Not much to report on lately, so here are a few pictures from our early 2018 Gardening Bore efforts.
By the way, isn’t rhubarb just the best word? Try bellowing it when someone says something you disagree with. ‘RHUBARB!’ It will put them right off their stride. As well as being a useful word, it’s also the easiest thing we grow in the veg garden. Up it pops every spring, regardless of what mayhem the moles have been wreaking around it. Good old rhubarb.
|Tomato seedlings toughening up outside.|
As it’s quite warm at the moment, our tomato seedlings are starting to adjust to life outside (albeit with a plastic covering at night). We’re going to try and be restrained this year and not grow 70 gazillion plants. But then, we say that every year…
|Wonky asparagus. Because, apparently, everything in our garden has to be wonky.|
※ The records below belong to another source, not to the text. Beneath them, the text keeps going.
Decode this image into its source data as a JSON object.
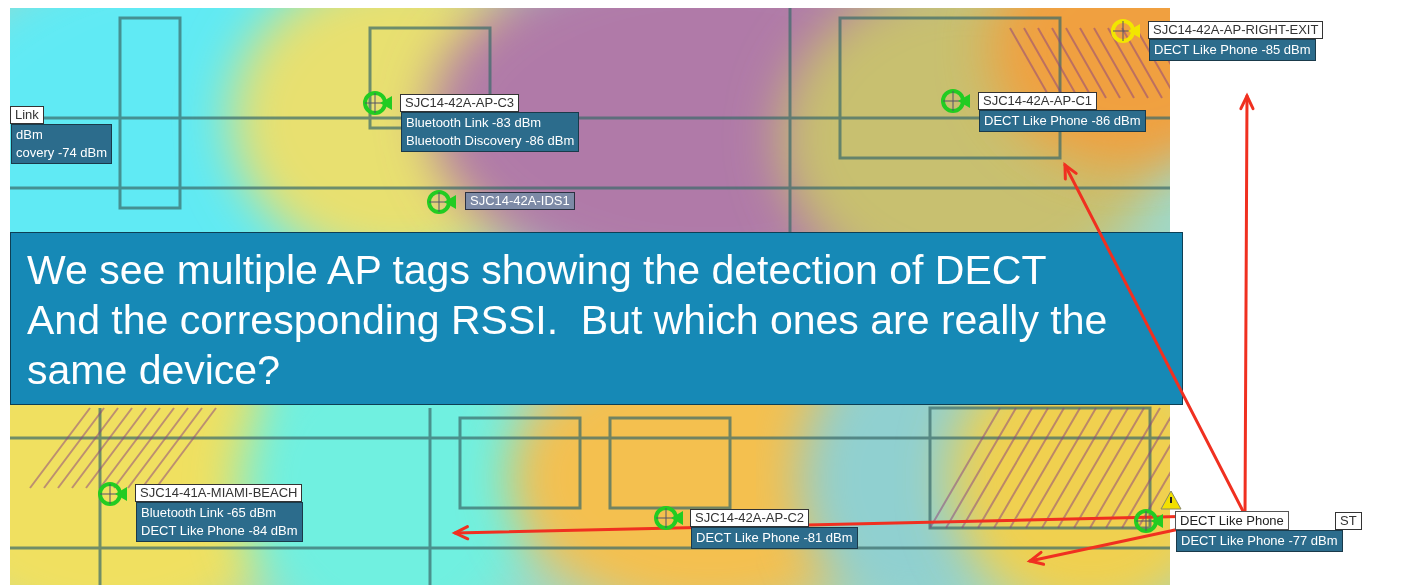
{
  "map": {
    "access_points": [
      {
        "tag": "Link",
        "readings": [
          "dBm",
          "covery -74 dBm"
        ]
      },
      {
        "name": "SJC14-42A-AP-C3",
        "color": "#22cc22",
        "readings": [
          "Bluetooth Link -83 dBm",
          "Bluetooth Discovery -86 dBm"
        ]
      },
      {
        "name": "SJC14-42A-IDS1",
        "color": "#22cc22",
        "kind": "monitor"
      },
      {
        "name": "SJC14-42A-AP-C1",
        "color": "#22cc22",
        "readings": [
          "DECT Like Phone -86 dBm"
        ]
      },
      {
        "name": "SJC14-42A-AP-RIGHT-EXIT",
        "color": "#f2e600",
        "readings": [
          "DECT Like Phone -85 dBm"
        ]
      },
      {
        "name": "SJC14-41A-MIAMI-BEACH",
        "color": "#22cc22",
        "readings": [
          "Bluetooth Link -65 dBm",
          "DECT Like Phone -84 dBm"
        ]
      },
      {
        "name": "SJC14-42A-AP-C2",
        "color": "#22cc22",
        "readings": [
          "DECT Like Phone -81 dBm"
        ]
      },
      {
        "name": "ST",
        "color": "#22cc22",
        "warning": true,
        "tooltip": "DECT Like Phone",
        "readings": [
          "DECT Like Phone -77 dBm"
        ]
      }
    ]
  },
  "callout": {
    "lines": [
      "We see multiple AP tags showing the detection of DECT",
      "And the corresponding RSSI.  But which ones are really the",
      "same device?"
    ]
  }
}
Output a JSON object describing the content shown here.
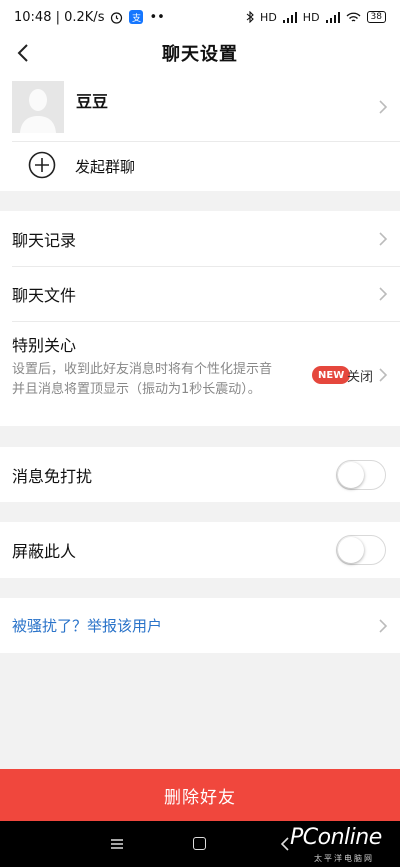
{
  "status_bar": {
    "time_speed": "10:48 | 0.2K/s",
    "app_icon_text": "支",
    "dots": "••",
    "signal_1": "HD",
    "signal_2": "HD",
    "battery": "38"
  },
  "header": {
    "title": "聊天设置",
    "back_icon": "chevron-left-icon"
  },
  "profile": {
    "name": "豆豆",
    "avatar_icon": "default-avatar-icon"
  },
  "group_chat": {
    "label": "发起群聊",
    "icon": "plus-circle-icon"
  },
  "menu": {
    "chat_history": "聊天记录",
    "chat_files": "聊天文件"
  },
  "special_care": {
    "title": "特别关心",
    "description": "设置后，收到此好友消息时将有个性化提示音并且消息将置顶显示（振动为1秒长震动）。",
    "badge": "NEW",
    "state": "关闭"
  },
  "toggles": {
    "do_not_disturb": {
      "label": "消息免打扰",
      "on": false
    },
    "block": {
      "label": "屏蔽此人",
      "on": false
    }
  },
  "report": {
    "label": "被骚扰了？举报该用户"
  },
  "delete_button": {
    "label": "删除好友"
  },
  "watermark": {
    "brand": "PConline",
    "tagline": "太平洋电脑网"
  },
  "colors": {
    "accent_red": "#f0473d",
    "link_blue": "#2a73c9",
    "background": "#f2f2f2"
  }
}
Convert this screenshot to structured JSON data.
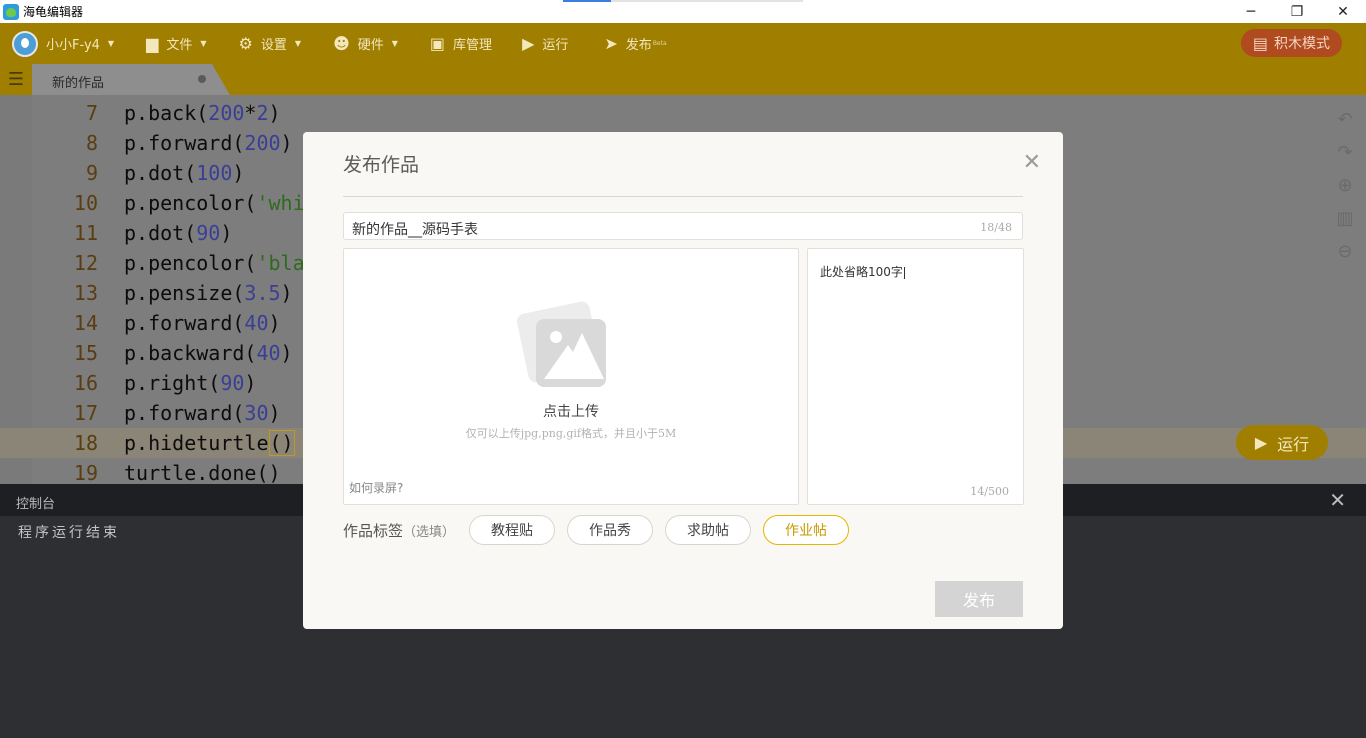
{
  "window": {
    "title": "海龟编辑器",
    "loading_progress": 0.2,
    "minimize": "─",
    "restore": "❐",
    "close": "✕"
  },
  "toolbar": {
    "user": "小小F-y4",
    "file": "文件",
    "settings": "设置",
    "hardware": "硬件",
    "library": "库管理",
    "run": "运行",
    "publish": "发布",
    "publish_badge": "Beta",
    "block_mode": "积木模式"
  },
  "tab": {
    "name": "新的作品"
  },
  "editor": {
    "lines": [
      {
        "no": "7",
        "code": "p.back(200*2)"
      },
      {
        "no": "8",
        "code": "p.forward(200)"
      },
      {
        "no": "9",
        "code": "p.dot(100)"
      },
      {
        "no": "10",
        "code": "p.pencolor('whi"
      },
      {
        "no": "11",
        "code": "p.dot(90)"
      },
      {
        "no": "12",
        "code": "p.pencolor('bla"
      },
      {
        "no": "13",
        "code": "p.pensize(3.5)"
      },
      {
        "no": "14",
        "code": "p.forward(40)"
      },
      {
        "no": "15",
        "code": "p.backward(40)"
      },
      {
        "no": "16",
        "code": "p.right(90)"
      },
      {
        "no": "17",
        "code": "p.forward(30)"
      },
      {
        "no": "18",
        "code": "p.hideturtle",
        "code_paren": "()"
      },
      {
        "no": "19",
        "code": "turtle.done()"
      }
    ],
    "run_button": "运行"
  },
  "console": {
    "title": "控制台",
    "output": "程序运行结束"
  },
  "modal": {
    "title": "发布作品",
    "name_value": "新的作品__源码手表",
    "name_count": "18/48",
    "upload_label": "点击上传",
    "upload_hint": "仅可以上传jpg,png,gif格式，并且小于5M",
    "record_link": "如何录屏?",
    "description": "此处省略100字",
    "desc_count": "14/500",
    "tags_label": "作品标签",
    "tags_optional": "（选填）",
    "tags": [
      "教程贴",
      "作品秀",
      "求助帖",
      "作业帖"
    ],
    "publish_button": "发布"
  },
  "colors": {
    "toolbar": "#a07e00",
    "accent": "#e8b400",
    "block_mode": "#b04a1f"
  }
}
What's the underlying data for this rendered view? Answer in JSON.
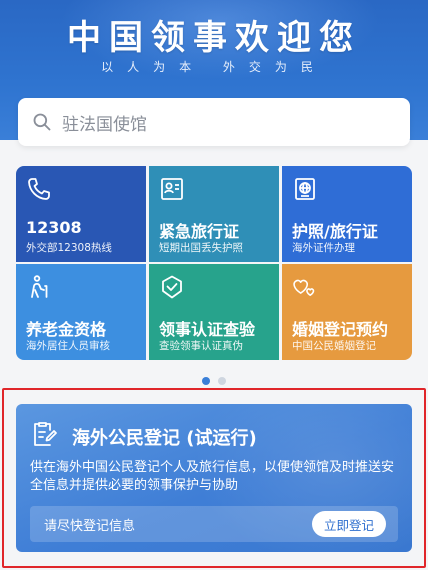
{
  "hero": {
    "title": "中国领事欢迎您",
    "subtitle": "以人为本 外交为民"
  },
  "search": {
    "placeholder": "驻法国使馆",
    "icon": "search-icon"
  },
  "tiles": [
    {
      "title": "12308",
      "subtitle": "外交部12308热线",
      "icon": "phone-icon",
      "color": "#2957b4"
    },
    {
      "title": "紧急旅行证",
      "subtitle": "短期出国丢失护照",
      "icon": "id-card-icon",
      "color": "#2f8fb7"
    },
    {
      "title": "护照/旅行证",
      "subtitle": "海外证件办理",
      "icon": "passport-icon",
      "color": "#2f6dd6"
    },
    {
      "title": "养老金资格",
      "subtitle": "海外居住人员审核",
      "icon": "elderly-person-icon",
      "color": "#3d8fe0"
    },
    {
      "title": "领事认证查验",
      "subtitle": "查验领事认证真伪",
      "icon": "shield-check-icon",
      "color": "#27a38c"
    },
    {
      "title": "婚姻登记预约",
      "subtitle": "中国公民婚姻登记",
      "icon": "hearts-icon",
      "color": "#e69a3f"
    }
  ],
  "pager": {
    "count": 2,
    "active": 0
  },
  "registration": {
    "title": "海外公民登记 (试运行)",
    "description": "供在海外中国公民登记个人及旅行信息，以便使领馆及时推送安全信息并提供必要的领事保护与协助",
    "prompt": "请尽快登记信息",
    "button": "立即登记",
    "icon": "register-form-icon"
  },
  "colors": {
    "brand": "#2f74d0",
    "highlight": "#e0262a"
  }
}
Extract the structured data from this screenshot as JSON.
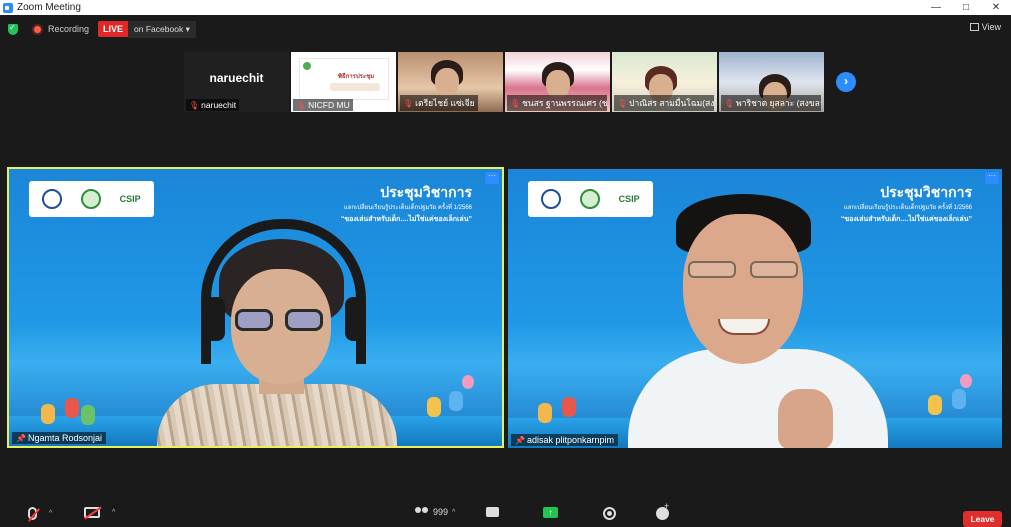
{
  "window": {
    "title": "Zoom Meeting",
    "controls": {
      "minimize": "—",
      "maximize": "□",
      "close": "✕"
    }
  },
  "topbar": {
    "recording_label": "Recording",
    "live_label": "LIVE",
    "facebook_label": "on Facebook",
    "view_label": "View"
  },
  "thumbnails": [
    {
      "name": "naruechit",
      "big_name": "naruechit",
      "type": "text"
    },
    {
      "name": "NICFD MU",
      "type": "slide",
      "slide_title": "พิธีการประชุม"
    },
    {
      "name": "เตรียไชย์ แซ่เจีย",
      "type": "video"
    },
    {
      "name": "ชนสร ฐานพรรณเศร (ชย...",
      "type": "video"
    },
    {
      "name": "ปาณิสร สามมื่นโฉม(สงขลา)",
      "type": "video"
    },
    {
      "name": "พาริชาต ยุสลาะ (สงขลา)",
      "type": "video"
    }
  ],
  "tiles": {
    "left": {
      "name": "Ngamta Rodsonjai",
      "conf_title": "ประชุมวิชาการ",
      "conf_sub": "แลกเปลี่ยนเรียนรู้ประเด็นเด็กปฐมวัย ครั้งที่ 1/2566",
      "conf_sub2": "“ของเล่นสำหรับเด็ก....ไม่ใช่แค่ของเล็กเล่น”",
      "logo_csip": "CSIP",
      "menu": "···"
    },
    "right": {
      "name": "adisak plitponkarnpim",
      "conf_title": "ประชุมวิชาการ",
      "conf_sub": "แลกเปลี่ยนเรียนรู้ประเด็นเด็กปฐมวัย ครั้งที่ 1/2566",
      "conf_sub2": "“ของเล่นสำหรับเด็ก....ไม่ใช่แค่ของเล็กเล่น”",
      "logo_csip": "CSIP",
      "menu": "···"
    }
  },
  "toolbar": {
    "participants_count": "999",
    "leave_label": "Leave",
    "caret": "^"
  },
  "colors": {
    "accent": "#2d8cff",
    "live": "#e02828",
    "leave": "#e02d2d",
    "speaker_border": "#e8f05a"
  }
}
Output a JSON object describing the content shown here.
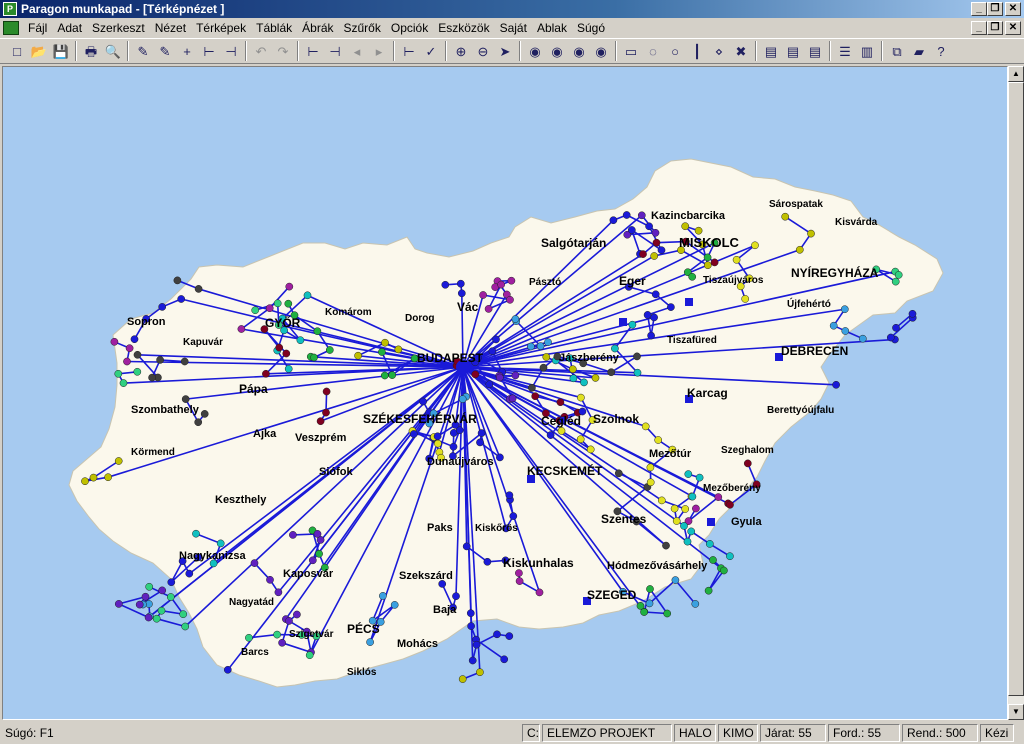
{
  "window": {
    "title": "Paragon munkapad - [Térképnézet ]",
    "controls": [
      "_",
      "❐",
      "✕"
    ]
  },
  "menu": [
    "Fájl",
    "Adat",
    "Szerkeszt",
    "Nézet",
    "Térképek",
    "Táblák",
    "Ábrák",
    "Szűrők",
    "Opciók",
    "Eszközök",
    "Saját",
    "Ablak",
    "Súgó"
  ],
  "toolbar": {
    "icons": [
      "new-icon",
      "open-icon",
      "save-icon",
      "print-icon",
      "print-preview-icon",
      "edit-route-icon",
      "edit-stop-icon",
      "add-stop-icon",
      "split-icon",
      "merge-icon",
      "undo-icon",
      "redo-icon",
      "move-left-icon",
      "move-right-icon",
      "arrow-left-icon",
      "arrow-right-icon",
      "insert-icon",
      "check-icon",
      "zoom-in-icon",
      "zoom-out-icon",
      "pointer-icon",
      "globe-1-icon",
      "globe-2-icon",
      "globe-3-icon",
      "globe-4-icon",
      "select-rect-icon",
      "select-lasso-icon",
      "select-circle-icon",
      "select-line-icon",
      "select-point-icon",
      "select-clear-icon",
      "table-1-icon",
      "table-2-icon",
      "table-3-icon",
      "chart-table-icon",
      "chart-bar-icon",
      "copy-icon",
      "book-icon",
      "help-icon"
    ],
    "glyphs": [
      "□",
      "📂",
      "💾",
      "🖶",
      "🔍",
      "✎",
      "✎",
      "+",
      "⊢",
      "⊣",
      "↶",
      "↷",
      "⊢",
      "⊣",
      "◂",
      "▸",
      "⊢",
      "✓",
      "⊕",
      "⊖",
      "➤",
      "◉",
      "◉",
      "◉",
      "◉",
      "▭",
      "◌",
      "○",
      "┃",
      "⋄",
      "✖",
      "▤",
      "▤",
      "▤",
      "☰",
      "▥",
      "⧉",
      "▰",
      "?"
    ]
  },
  "map": {
    "hub": "BUDAPEST",
    "cities": [
      {
        "name": "Sopron",
        "size": 11
      },
      {
        "name": "GYŐR",
        "size": 12
      },
      {
        "name": "Komárom",
        "size": 10
      },
      {
        "name": "Dorog",
        "size": 10
      },
      {
        "name": "Vác",
        "size": 12
      },
      {
        "name": "Salgótarján",
        "size": 12
      },
      {
        "name": "Pásztó",
        "size": 10
      },
      {
        "name": "Kazincbarcika",
        "size": 11
      },
      {
        "name": "MISKOLC",
        "size": 13
      },
      {
        "name": "Sárospatak",
        "size": 10
      },
      {
        "name": "Kisvárda",
        "size": 10
      },
      {
        "name": "Tiszaújváros",
        "size": 10
      },
      {
        "name": "NYÍREGYHÁZA",
        "size": 12
      },
      {
        "name": "Újfehértó",
        "size": 10
      },
      {
        "name": "Eger",
        "size": 12
      },
      {
        "name": "Tiszafüred",
        "size": 10
      },
      {
        "name": "DEBRECEN",
        "size": 12
      },
      {
        "name": "Jászberény",
        "size": 11
      },
      {
        "name": "Karcag",
        "size": 12
      },
      {
        "name": "Berettyóújfalu",
        "size": 10
      },
      {
        "name": "Szolnok",
        "size": 12
      },
      {
        "name": "Cegléd",
        "size": 12
      },
      {
        "name": "Mezőtúr",
        "size": 11
      },
      {
        "name": "Szeghalom",
        "size": 10
      },
      {
        "name": "Mezőberény",
        "size": 10
      },
      {
        "name": "Gyula",
        "size": 11
      },
      {
        "name": "KECSKEMÉT",
        "size": 12
      },
      {
        "name": "Szentes",
        "size": 12
      },
      {
        "name": "Hódmezővásárhely",
        "size": 11
      },
      {
        "name": "SZEGED",
        "size": 12
      },
      {
        "name": "Kiskunhalas",
        "size": 12
      },
      {
        "name": "Kiskőrös",
        "size": 10
      },
      {
        "name": "Dunaújváros",
        "size": 11
      },
      {
        "name": "SZÉKESFEHÉRVÁR",
        "size": 12
      },
      {
        "name": "Pápa",
        "size": 12
      },
      {
        "name": "Kapuvár",
        "size": 10
      },
      {
        "name": "Szombathely",
        "size": 11
      },
      {
        "name": "Ajka",
        "size": 11
      },
      {
        "name": "Veszprém",
        "size": 11
      },
      {
        "name": "Siófok",
        "size": 11
      },
      {
        "name": "Körmend",
        "size": 10
      },
      {
        "name": "Keszthely",
        "size": 11
      },
      {
        "name": "Paks",
        "size": 11
      },
      {
        "name": "Szekszárd",
        "size": 11
      },
      {
        "name": "Nagykanizsa",
        "size": 11
      },
      {
        "name": "Kaposvár",
        "size": 11
      },
      {
        "name": "Nagyatád",
        "size": 10
      },
      {
        "name": "Szigetvár",
        "size": 10
      },
      {
        "name": "PÉCS",
        "size": 12
      },
      {
        "name": "Barcs",
        "size": 10
      },
      {
        "name": "Siklós",
        "size": 10
      },
      {
        "name": "Mohács",
        "size": 11
      },
      {
        "name": "Baja",
        "size": 11
      }
    ]
  },
  "status": {
    "help": "Súgó: F1",
    "drive": "C:",
    "project": "ELEMZO PROJEKT",
    "halo": "HALO",
    "kimo": "KIMO",
    "jarat": "Járat: 55",
    "ford": "Ford.: 55",
    "rend": "Rend.: 500",
    "kezi": "Kézi"
  },
  "colors": {
    "water": "#a6caf0",
    "land": "#fbf8ec",
    "route": "#1a1ad8",
    "titlebar": "#0a246a"
  }
}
We’ve been watching the asparagus bed with baited breath and I think tomorrow we’ll be picking our first portion. Still smug about it.
|Chives lining the edge of the salad bed.|
We do meet some funny people out here. An English guy once asked me and Rob if we’d ‘heard of chives’, like he was the only person in the world who knew about them. Three years later we still repeat it whenever we pass our chives in the garden. ‘Hey Rob, have you heard of chives?’ I’ll say. ‘Er, yes, I have,’ he’ll reply.
|Perennials starting to come through.|
The flower borders are coming up nicely. Although we have so much weeding to do here it makes me want to hide under the duvet.
|Gladioli sprouting in water.|
We’re forcing our 70 (no, honestly) gladioli bulbs in water this year and it seems to be working. Saves forcing them in mountains of compost, which is great.
|We’re going to enjoy these. We’ve waited long enough.|
Finally, and I’m really excited about this, our little tiny twig of a lemon tree that we bought for 10 leva three years ago is about to offer up its very first lemons. That’s our gin and tonics sorted for a while!
A lemon tree, my dear Watson! I am very impressed by the citrus surplus that you are about to have, Claire. Lemons usually cost a fortune in Bulgaria. Did you bring your lemon tree into the house during the winter? Or did it somehow survive in the wonky polytunnel?
What about the asparagus? Does it really take FOUR years before they start producing a good crop of spears? Any special asparagus tips? (My apologies – no pun intended!)
We are STILL in China, but I have now had my last-ever parents' meeting and it is only 67 days until I finish my teaching career and retire from the classroom. We fly out from Hong Kong on the 18th June and finally, finally arrive in Bulgaria on the 19th. Let's hope our house in Kalotina and our apartment in VT are still there!
Hi Simon, yes, we brought the lemon tree into the house for the winter. It's getting big now, so it's a precarious move, but it won't survive outside.
And, yes, it really did take us four years to go from sowing asparagus seeds to harvesting lots of spears (before that, we harvested the odd spear but were wary of exhausting the young plants). Just be patient with it. Once they're established, it's one of the easiest crops in the garden and we'll probably be reaping the rewards for around 20 years. Worth the wait if you ask me.
Best of luck for your return to Bulgaria. Not long now!